(Records from a dataset)

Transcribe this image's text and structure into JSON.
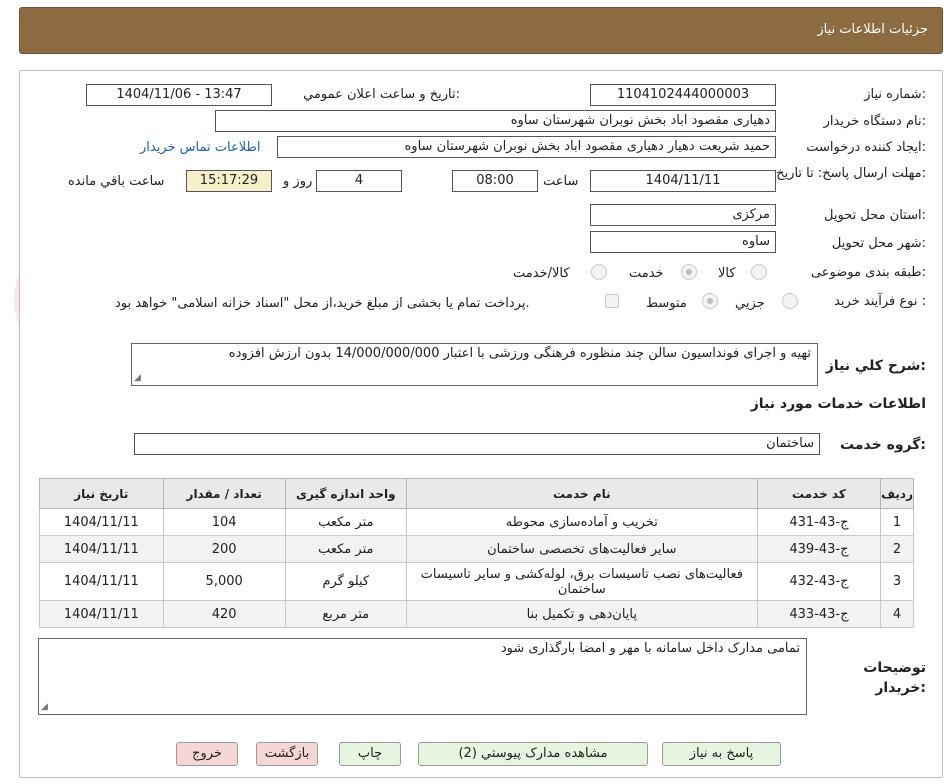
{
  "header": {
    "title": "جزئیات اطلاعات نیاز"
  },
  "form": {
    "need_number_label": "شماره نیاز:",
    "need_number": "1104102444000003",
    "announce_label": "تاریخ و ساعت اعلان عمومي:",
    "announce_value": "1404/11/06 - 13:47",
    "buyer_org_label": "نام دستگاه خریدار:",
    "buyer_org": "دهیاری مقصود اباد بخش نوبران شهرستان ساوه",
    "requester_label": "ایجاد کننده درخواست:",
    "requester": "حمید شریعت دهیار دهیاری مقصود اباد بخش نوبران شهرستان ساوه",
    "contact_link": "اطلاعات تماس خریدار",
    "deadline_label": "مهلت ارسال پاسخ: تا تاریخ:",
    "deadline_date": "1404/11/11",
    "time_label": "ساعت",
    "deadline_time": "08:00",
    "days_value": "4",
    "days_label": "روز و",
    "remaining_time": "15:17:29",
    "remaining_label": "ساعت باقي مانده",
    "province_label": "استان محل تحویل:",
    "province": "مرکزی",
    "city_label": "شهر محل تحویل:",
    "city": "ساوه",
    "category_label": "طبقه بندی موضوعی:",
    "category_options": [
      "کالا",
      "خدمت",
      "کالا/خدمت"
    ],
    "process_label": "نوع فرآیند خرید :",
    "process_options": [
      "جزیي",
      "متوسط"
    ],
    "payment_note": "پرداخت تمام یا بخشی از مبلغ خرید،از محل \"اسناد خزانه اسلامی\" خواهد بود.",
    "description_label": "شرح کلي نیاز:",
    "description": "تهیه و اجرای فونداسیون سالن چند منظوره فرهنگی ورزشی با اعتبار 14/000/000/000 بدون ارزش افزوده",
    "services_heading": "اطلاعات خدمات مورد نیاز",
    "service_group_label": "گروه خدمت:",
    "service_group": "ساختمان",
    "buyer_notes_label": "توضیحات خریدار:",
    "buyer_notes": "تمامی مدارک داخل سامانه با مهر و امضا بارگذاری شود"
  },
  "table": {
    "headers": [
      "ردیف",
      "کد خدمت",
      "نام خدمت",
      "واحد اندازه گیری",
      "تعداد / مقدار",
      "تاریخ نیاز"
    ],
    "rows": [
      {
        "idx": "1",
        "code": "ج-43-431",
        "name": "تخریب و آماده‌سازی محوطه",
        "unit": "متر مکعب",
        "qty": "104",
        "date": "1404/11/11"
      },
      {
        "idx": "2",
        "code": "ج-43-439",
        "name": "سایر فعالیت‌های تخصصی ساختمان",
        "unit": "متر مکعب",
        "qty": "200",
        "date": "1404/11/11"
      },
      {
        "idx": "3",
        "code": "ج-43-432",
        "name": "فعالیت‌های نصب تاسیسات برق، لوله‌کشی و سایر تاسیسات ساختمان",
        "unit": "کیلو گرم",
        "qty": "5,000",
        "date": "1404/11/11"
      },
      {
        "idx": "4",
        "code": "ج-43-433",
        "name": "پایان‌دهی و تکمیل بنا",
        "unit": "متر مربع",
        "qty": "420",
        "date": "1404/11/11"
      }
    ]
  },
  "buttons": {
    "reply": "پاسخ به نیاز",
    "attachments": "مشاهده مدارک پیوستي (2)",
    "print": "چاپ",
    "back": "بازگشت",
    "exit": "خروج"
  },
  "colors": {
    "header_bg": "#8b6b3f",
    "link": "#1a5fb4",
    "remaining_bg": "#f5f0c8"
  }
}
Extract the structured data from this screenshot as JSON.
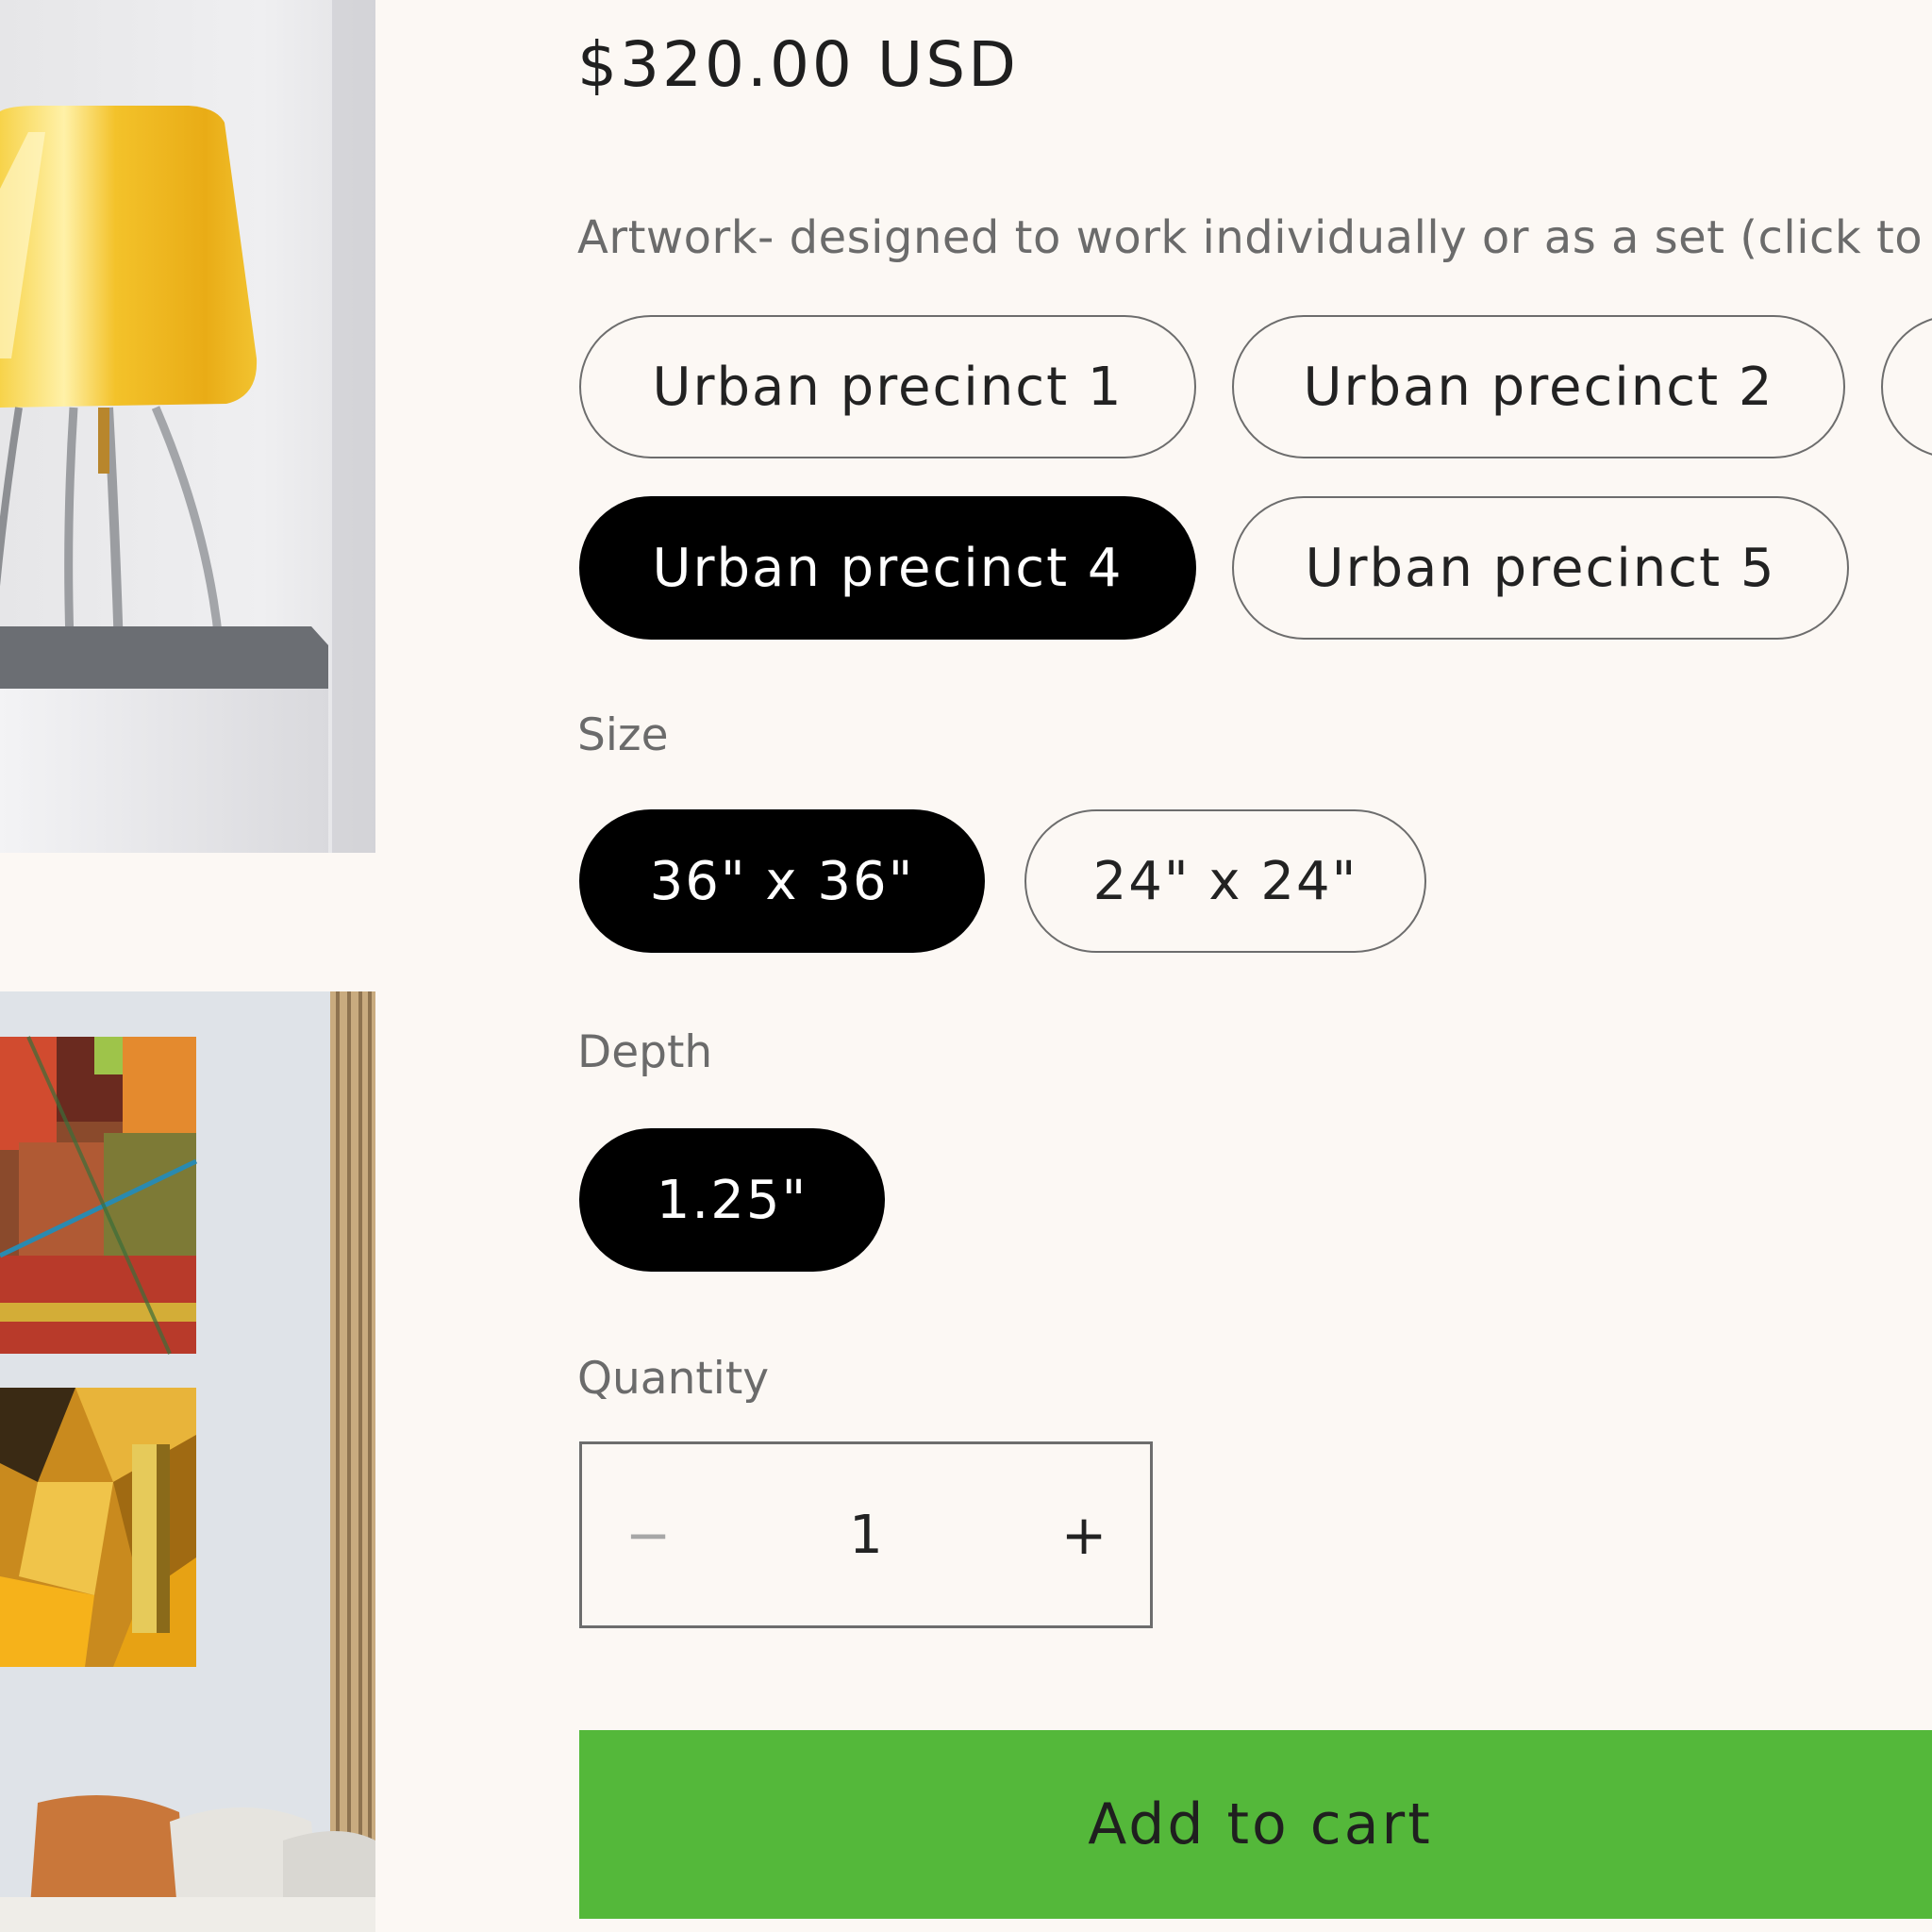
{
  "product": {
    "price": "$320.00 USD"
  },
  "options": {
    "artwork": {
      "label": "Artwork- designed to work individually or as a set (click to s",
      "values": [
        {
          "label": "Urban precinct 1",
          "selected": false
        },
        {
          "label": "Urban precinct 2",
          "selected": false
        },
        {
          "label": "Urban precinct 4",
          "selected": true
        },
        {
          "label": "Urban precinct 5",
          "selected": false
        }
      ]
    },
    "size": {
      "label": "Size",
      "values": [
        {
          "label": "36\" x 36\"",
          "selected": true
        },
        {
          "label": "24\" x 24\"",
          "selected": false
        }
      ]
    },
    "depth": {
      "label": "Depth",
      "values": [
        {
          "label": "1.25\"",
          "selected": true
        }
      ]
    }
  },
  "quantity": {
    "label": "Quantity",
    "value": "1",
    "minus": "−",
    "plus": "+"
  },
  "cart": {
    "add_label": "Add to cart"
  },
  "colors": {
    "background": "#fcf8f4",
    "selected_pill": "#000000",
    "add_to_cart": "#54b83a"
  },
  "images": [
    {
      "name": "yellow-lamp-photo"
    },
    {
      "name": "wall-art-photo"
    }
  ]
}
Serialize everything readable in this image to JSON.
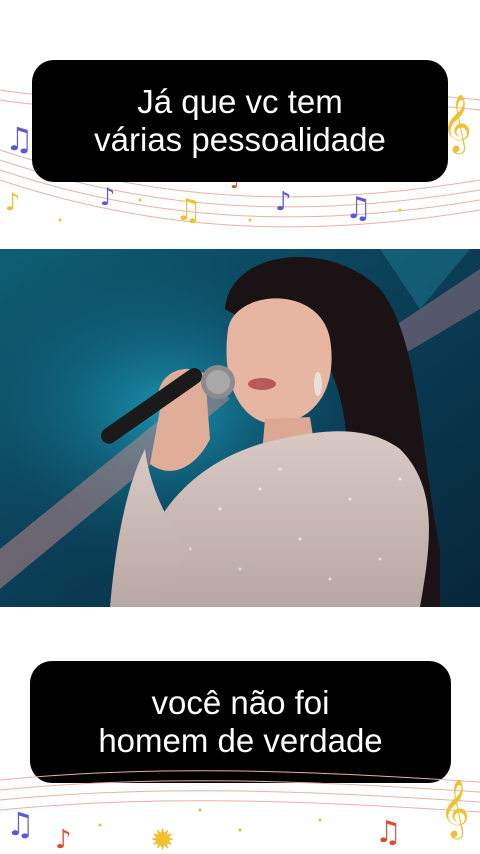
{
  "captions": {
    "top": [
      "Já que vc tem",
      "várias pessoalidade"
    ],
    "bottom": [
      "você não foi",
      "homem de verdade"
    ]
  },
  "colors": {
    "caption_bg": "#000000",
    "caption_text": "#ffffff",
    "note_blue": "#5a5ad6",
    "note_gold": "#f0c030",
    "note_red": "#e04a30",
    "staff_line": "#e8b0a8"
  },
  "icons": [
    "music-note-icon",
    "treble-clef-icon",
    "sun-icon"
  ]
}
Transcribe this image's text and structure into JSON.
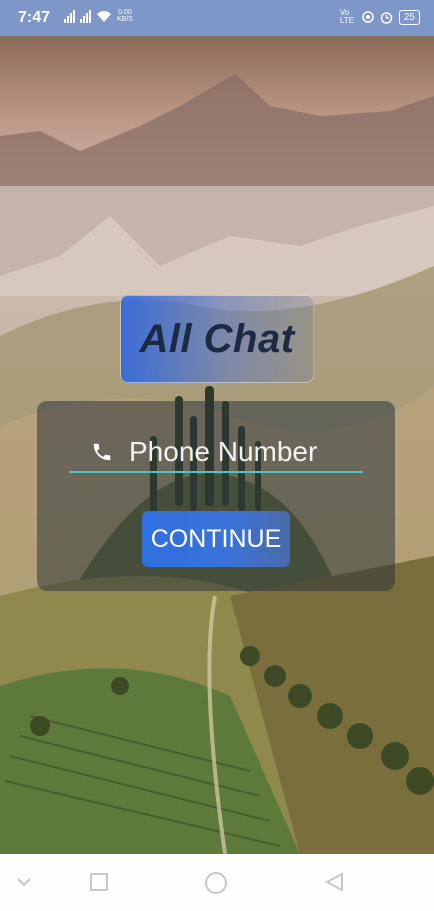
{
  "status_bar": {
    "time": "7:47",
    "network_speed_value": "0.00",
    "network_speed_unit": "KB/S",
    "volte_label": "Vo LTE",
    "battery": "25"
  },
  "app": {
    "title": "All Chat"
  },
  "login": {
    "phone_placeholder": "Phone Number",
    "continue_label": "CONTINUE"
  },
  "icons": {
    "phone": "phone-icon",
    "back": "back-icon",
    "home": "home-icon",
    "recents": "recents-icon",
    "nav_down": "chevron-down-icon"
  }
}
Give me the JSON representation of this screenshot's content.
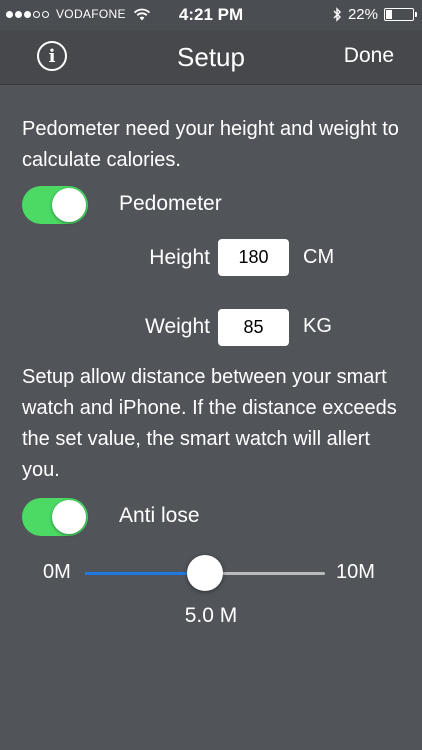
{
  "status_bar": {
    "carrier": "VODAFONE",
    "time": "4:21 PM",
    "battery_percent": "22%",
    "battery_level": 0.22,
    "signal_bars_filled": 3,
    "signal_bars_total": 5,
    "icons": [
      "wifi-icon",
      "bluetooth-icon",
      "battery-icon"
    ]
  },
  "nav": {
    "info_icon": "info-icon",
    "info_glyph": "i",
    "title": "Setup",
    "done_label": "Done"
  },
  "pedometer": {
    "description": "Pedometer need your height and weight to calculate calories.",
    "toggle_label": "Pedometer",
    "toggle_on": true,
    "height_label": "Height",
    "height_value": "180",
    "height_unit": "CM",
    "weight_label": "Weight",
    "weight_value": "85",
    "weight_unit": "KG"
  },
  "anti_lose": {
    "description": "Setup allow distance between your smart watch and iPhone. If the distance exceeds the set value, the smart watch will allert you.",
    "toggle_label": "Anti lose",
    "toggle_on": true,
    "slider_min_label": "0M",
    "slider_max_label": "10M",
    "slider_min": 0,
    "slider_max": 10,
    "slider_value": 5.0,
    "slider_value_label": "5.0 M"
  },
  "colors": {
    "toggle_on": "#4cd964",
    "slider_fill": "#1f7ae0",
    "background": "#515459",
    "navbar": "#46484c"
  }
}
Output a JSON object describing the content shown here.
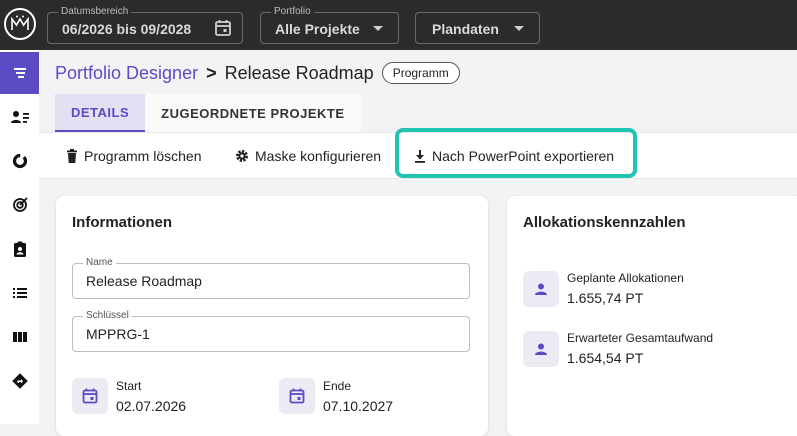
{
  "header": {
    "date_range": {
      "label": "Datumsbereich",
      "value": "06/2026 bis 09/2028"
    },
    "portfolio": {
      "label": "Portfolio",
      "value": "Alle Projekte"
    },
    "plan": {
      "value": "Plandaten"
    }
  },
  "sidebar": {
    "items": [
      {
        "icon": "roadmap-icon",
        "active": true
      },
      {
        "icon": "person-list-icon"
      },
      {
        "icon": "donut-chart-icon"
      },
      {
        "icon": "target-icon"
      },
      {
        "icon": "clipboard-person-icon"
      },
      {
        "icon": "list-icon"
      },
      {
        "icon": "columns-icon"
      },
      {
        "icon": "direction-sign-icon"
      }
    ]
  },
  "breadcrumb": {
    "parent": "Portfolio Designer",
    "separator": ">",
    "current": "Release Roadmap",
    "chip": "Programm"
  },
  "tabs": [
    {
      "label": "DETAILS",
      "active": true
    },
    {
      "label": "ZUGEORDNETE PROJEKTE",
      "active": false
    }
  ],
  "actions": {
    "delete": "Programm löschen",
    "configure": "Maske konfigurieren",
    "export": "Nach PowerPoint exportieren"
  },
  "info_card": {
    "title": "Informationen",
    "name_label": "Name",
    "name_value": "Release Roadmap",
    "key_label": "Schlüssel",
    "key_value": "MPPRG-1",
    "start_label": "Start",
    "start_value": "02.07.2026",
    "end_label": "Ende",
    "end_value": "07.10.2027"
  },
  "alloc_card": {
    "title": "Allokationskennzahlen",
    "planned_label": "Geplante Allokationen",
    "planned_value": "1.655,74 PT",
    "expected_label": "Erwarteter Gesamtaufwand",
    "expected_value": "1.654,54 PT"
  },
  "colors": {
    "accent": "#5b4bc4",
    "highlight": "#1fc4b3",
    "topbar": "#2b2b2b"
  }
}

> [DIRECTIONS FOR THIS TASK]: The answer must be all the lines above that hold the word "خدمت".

> [RESPONSE TO THE EXERCISE]:
      "خدمت",
      "کالا/خدمت"
    "service_group_label": "گروه خدمت:",
      "کد خدمت",
      "نام خدمت",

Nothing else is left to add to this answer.